[5] Hermann and Gertrud Guth, Palatine Mennonite Census Lists, 1664-1793 (Mennonite Family History, 1987), 30, [GoogleBooks].

[6] Liselotte Wagner, translator, "Mennonites at Ibersheim, Germany," Mennonite Family History 9 (1990), 84-89, at 87.

[7] Hermann and Gertrud Guth, Palatine Mennonite Census Lists, 1664-1793 (Mennonite Family History, 1987), 44, [GoogleBooks].

[8] Global Anabaptist Mennonite Encyclopedia Online Ibersheim_(Rheinland-Pfalz,_Germany), content subject to change, [GlobalAnabaptistEncyclopedia].

[9] Guillaume Sanson, Partie Occidentale du Palatinat et Eslectorat du Rhein (1700), [Old Maps Online].

[10] David Rumsey Historical Map Collection, Guillaume de L'Isle, Le Cours du Rhin depuis Worms, jusqu'a Bonne, et le pays adjacens, (Paris:1704), [Rumsey Map].

[11] Gaspard Baillieul, Part of the Courts of Palatinate of the Rhin Levesché de Spire and of Worms (1708), [Old Maps Online].

[12] Guillaume Delisle, Le Flambeau de la Guerre Allumee au Rhin (1744), [Old Maps Online].

[13] Johann Baptist Homann, Territorium Seculare Episcopatus Wormatiensis Tabula Geographica (1752), [Old Maps Online].

[14] Peter Dewarat, Aegid Verhelst, Special Carte des Rheinlaufes von Speier bis Bingen (Schwan und Götz: 1795 [Digital Archive of Charles University]), [Old Maps Online].

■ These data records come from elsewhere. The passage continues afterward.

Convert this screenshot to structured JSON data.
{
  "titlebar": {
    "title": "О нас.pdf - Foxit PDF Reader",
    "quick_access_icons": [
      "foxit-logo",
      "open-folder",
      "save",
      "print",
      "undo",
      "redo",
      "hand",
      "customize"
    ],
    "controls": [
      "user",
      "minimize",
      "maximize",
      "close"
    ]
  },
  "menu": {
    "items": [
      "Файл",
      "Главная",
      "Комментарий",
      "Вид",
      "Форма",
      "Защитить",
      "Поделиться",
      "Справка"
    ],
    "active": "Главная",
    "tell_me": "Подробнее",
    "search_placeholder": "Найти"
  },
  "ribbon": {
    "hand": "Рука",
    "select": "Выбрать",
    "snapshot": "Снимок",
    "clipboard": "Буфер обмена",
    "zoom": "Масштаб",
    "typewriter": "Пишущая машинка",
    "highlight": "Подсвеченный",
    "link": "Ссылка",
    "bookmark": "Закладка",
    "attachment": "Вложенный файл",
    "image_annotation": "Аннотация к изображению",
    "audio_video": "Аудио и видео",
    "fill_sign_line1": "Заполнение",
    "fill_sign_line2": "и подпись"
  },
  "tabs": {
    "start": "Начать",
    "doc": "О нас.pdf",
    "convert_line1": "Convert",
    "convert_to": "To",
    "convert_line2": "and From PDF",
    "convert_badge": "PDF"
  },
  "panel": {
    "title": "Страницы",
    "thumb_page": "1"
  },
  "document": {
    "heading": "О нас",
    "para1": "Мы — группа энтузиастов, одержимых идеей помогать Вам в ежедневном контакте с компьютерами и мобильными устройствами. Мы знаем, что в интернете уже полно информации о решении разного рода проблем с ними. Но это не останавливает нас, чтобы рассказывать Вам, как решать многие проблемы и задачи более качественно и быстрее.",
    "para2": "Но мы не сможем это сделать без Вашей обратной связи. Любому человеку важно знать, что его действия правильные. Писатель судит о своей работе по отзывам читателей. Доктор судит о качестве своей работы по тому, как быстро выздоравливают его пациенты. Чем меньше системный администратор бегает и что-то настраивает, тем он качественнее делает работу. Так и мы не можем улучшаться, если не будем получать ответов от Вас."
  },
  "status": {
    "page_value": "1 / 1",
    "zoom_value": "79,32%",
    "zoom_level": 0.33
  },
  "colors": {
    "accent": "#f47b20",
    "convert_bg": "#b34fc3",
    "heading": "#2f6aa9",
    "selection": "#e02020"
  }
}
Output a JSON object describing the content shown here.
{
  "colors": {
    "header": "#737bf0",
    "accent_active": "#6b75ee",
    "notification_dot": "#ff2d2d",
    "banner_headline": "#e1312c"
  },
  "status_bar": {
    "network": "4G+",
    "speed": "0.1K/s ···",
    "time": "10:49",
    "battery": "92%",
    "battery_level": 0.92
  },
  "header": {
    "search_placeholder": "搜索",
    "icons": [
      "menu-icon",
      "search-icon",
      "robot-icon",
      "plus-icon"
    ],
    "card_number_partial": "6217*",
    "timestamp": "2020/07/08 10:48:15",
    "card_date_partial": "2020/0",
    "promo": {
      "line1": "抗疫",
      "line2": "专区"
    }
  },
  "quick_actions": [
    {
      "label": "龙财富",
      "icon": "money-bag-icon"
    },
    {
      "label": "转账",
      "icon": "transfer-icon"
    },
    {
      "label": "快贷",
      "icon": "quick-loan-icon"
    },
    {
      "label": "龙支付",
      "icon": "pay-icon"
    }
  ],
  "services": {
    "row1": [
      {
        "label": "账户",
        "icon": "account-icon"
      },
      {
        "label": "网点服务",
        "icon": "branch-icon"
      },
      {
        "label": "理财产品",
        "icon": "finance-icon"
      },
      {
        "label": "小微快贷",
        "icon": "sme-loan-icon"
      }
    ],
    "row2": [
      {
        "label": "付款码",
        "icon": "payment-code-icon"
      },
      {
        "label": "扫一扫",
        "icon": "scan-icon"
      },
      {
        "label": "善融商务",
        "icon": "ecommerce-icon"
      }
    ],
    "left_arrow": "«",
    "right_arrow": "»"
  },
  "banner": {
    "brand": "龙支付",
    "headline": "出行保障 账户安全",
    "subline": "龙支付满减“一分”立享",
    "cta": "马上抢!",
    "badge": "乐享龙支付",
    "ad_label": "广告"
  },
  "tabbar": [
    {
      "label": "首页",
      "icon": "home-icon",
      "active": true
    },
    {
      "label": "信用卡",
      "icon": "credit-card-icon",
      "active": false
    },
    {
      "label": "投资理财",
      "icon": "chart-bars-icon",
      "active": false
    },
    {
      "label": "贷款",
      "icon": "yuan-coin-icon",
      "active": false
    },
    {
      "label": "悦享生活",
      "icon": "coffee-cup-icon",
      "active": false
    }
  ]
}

[15] Wayne Haston website: Ibersheim, [URL].

[16] WorldCat Documents of brotherly love, [URL].